When I originally decided to put together and sell an eJournal built around my interest in action-adventure fiction, my gut reaction was to make it as cheap as commercially possible. You can't sell anything on Amazon cheaper than $0.99, so that was going to be my initial price point.
But in reading a lot about independent e-publishing and pricing, I have seen a number of people making solid arguments against pricing your wares "as low as you can go". For one, the buyer will look at the price of the product as a reflection of the creator's value of their own work. You sell something too cheap, the buyer is wondering if there's a reason you feel it is of such little value. Selling something at $2.99 helps say "I think this is worth more than the absolute lowest price I can charge".
Another, more personal argument is that giving the product a more respectable price means I am taking the project more seriously. I've been promoting action-adventure fiction for ten years now, and what first started as simply a preference in reading and a desire to talk to other fans has now become a commercial venture for me. Giving this product a serious price tag helps solidify in my mind that this is a serious undertaking, and I have been investing a lot of time and effort into learning as much as I can about e-publishing, contacting and communicating with contributors, and promoting the work as best I can.

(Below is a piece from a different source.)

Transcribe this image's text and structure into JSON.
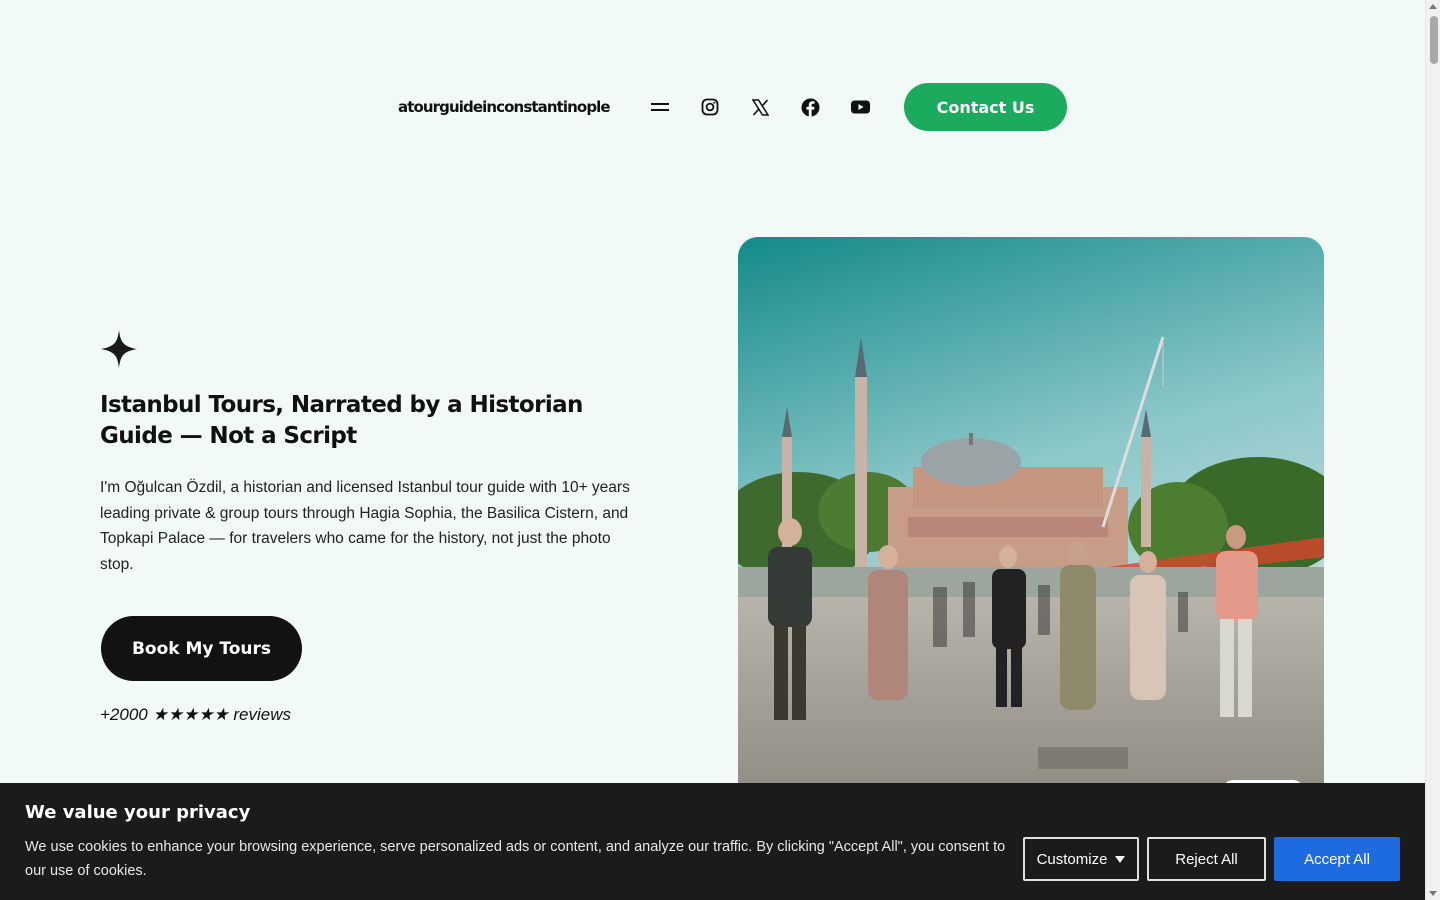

Also, I hate to say it, but $2.99 makes this venture much more profitable. I've seen arguments for the theory that pricing a book at $0.99 means you'll get more sales and make up for the lower profits, but the arguments against this idea look much stronger. The way Amazon sets the royalties for independent publishing, a product sold at $2.99 gives 70% of the profit to the author, while $0.99 only gives 30%. This means pricing at the lower value, I'd have to sell more than six times the number of copies at the lower price to make the same royalties as a $2.99 product. Many authors have actually seen sales figures (not profits, but actual numbers of sales) go up with the higher price; I think that is a solid argument for my first point above; that the higher price gives the buyer more confidence in a better product.
Finally, I don't really think for a niche product like HFJ a price difference between $0.99 and $2.99 is going to sway a purchase one way or another; either you think this is a product worth investing a few bucks to buy, or you're not the sort of person who'd probably read the Journal in the first place. For those fence-sitters out there who'd actually reconsider - hey, skip the three dollar iced coffee, and invest in some quality reading material instead!

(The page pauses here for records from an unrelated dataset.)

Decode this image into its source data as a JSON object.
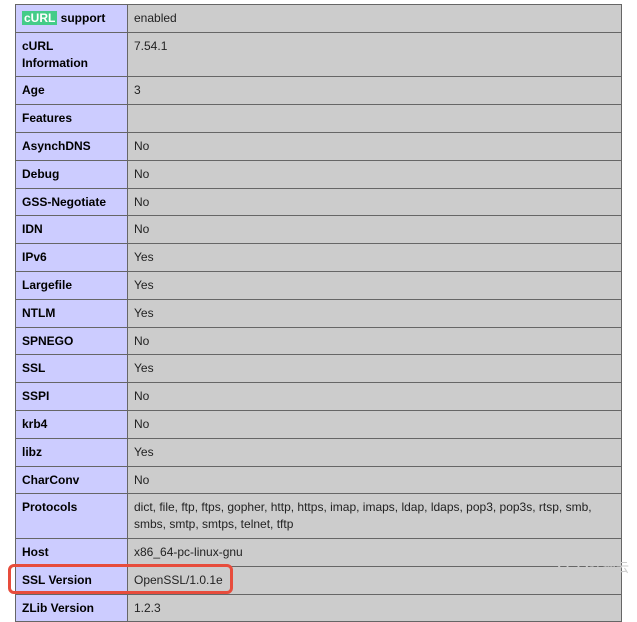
{
  "rows": [
    {
      "label_html": "<span class='highlight-green'>cURL</span> support",
      "label": "cURL support",
      "value": "enabled"
    },
    {
      "label": "cURL Information",
      "value": "7.54.1"
    },
    {
      "label": "Age",
      "value": "3"
    },
    {
      "label": "Features",
      "value": ""
    },
    {
      "label": "AsynchDNS",
      "value": "No"
    },
    {
      "label": "Debug",
      "value": "No"
    },
    {
      "label": "GSS-Negotiate",
      "value": "No"
    },
    {
      "label": "IDN",
      "value": "No"
    },
    {
      "label": "IPv6",
      "value": "Yes"
    },
    {
      "label": "Largefile",
      "value": "Yes"
    },
    {
      "label": "NTLM",
      "value": "Yes"
    },
    {
      "label": "SPNEGO",
      "value": "No"
    },
    {
      "label": "SSL",
      "value": "Yes"
    },
    {
      "label": "SSPI",
      "value": "No"
    },
    {
      "label": "krb4",
      "value": "No"
    },
    {
      "label": "libz",
      "value": "Yes"
    },
    {
      "label": "CharConv",
      "value": "No"
    },
    {
      "label": "Protocols",
      "value": "dict, file, ftp, ftps, gopher, http, https, imap, imaps, ldap, ldaps, pop3, pop3s, rtsp, smb, smbs, smtp, smtps, telnet, tftp"
    },
    {
      "label": "Host",
      "value": "x86_64-pc-linux-gnu"
    },
    {
      "label": "SSL Version",
      "value": "OpenSSL/1.0.1e",
      "highlighted": true
    },
    {
      "label": "ZLib Version",
      "value": "1.2.3"
    }
  ],
  "watermark": "亿速云"
}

I'm still aiming for a June 20th release date, hoping to put the Journal up on Amazon Sunday night, but it may take 24-48 hours for it to process through and be available for purchase. As soon as it is available, I'll be sure to let everyone know.
Thank you all again for your support - I literally couldn't do this without you.